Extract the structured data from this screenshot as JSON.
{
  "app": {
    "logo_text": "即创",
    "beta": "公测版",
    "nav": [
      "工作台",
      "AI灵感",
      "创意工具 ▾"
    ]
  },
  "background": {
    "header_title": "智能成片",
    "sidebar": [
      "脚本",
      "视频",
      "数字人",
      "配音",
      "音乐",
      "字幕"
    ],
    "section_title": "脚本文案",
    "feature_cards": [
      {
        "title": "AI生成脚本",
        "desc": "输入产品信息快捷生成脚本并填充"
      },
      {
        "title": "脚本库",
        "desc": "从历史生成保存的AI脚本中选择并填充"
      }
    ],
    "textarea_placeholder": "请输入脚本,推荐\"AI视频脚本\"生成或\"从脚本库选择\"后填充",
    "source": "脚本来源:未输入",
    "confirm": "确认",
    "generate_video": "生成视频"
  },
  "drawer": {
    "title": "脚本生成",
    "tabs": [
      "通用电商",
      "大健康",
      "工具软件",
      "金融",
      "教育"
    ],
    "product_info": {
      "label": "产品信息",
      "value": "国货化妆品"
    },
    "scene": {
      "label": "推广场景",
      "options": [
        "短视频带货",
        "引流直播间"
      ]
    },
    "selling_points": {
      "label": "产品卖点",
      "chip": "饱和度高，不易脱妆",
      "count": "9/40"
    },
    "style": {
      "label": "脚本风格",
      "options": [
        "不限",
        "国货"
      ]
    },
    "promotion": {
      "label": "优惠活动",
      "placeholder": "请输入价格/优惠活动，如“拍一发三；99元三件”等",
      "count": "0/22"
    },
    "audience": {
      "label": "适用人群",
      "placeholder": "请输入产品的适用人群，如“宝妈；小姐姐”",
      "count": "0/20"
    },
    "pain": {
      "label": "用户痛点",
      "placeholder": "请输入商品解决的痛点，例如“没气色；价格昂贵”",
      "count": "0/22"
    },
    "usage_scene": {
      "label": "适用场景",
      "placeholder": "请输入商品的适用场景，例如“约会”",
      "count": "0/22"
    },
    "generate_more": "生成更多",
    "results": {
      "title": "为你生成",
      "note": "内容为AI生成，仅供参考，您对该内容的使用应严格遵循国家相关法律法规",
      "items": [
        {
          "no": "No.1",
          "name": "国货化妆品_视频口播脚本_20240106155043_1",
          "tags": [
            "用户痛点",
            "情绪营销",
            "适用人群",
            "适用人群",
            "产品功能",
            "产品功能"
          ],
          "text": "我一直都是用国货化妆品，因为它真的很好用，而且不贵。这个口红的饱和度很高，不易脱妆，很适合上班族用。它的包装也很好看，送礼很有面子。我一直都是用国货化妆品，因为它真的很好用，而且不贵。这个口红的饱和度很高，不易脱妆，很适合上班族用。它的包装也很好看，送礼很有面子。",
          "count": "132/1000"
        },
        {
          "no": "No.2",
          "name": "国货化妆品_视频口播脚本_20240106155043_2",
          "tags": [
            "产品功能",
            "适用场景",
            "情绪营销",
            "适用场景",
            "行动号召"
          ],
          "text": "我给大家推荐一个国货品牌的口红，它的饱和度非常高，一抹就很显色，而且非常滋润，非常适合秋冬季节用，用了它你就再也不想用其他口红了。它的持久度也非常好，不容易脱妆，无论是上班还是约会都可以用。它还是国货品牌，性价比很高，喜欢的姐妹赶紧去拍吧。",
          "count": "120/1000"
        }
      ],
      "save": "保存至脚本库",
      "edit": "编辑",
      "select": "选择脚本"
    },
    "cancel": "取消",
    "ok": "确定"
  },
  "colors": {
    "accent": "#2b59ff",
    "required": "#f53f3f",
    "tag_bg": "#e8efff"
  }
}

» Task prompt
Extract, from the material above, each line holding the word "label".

» Task result
      "label": "产品信息",
      "label": "推广场景",
      "label": "产品卖点",
      "label": "脚本风格",
      "label": "优惠活动",
      "label": "适用人群",
      "label": "用户痛点",
      "label": "适用场景",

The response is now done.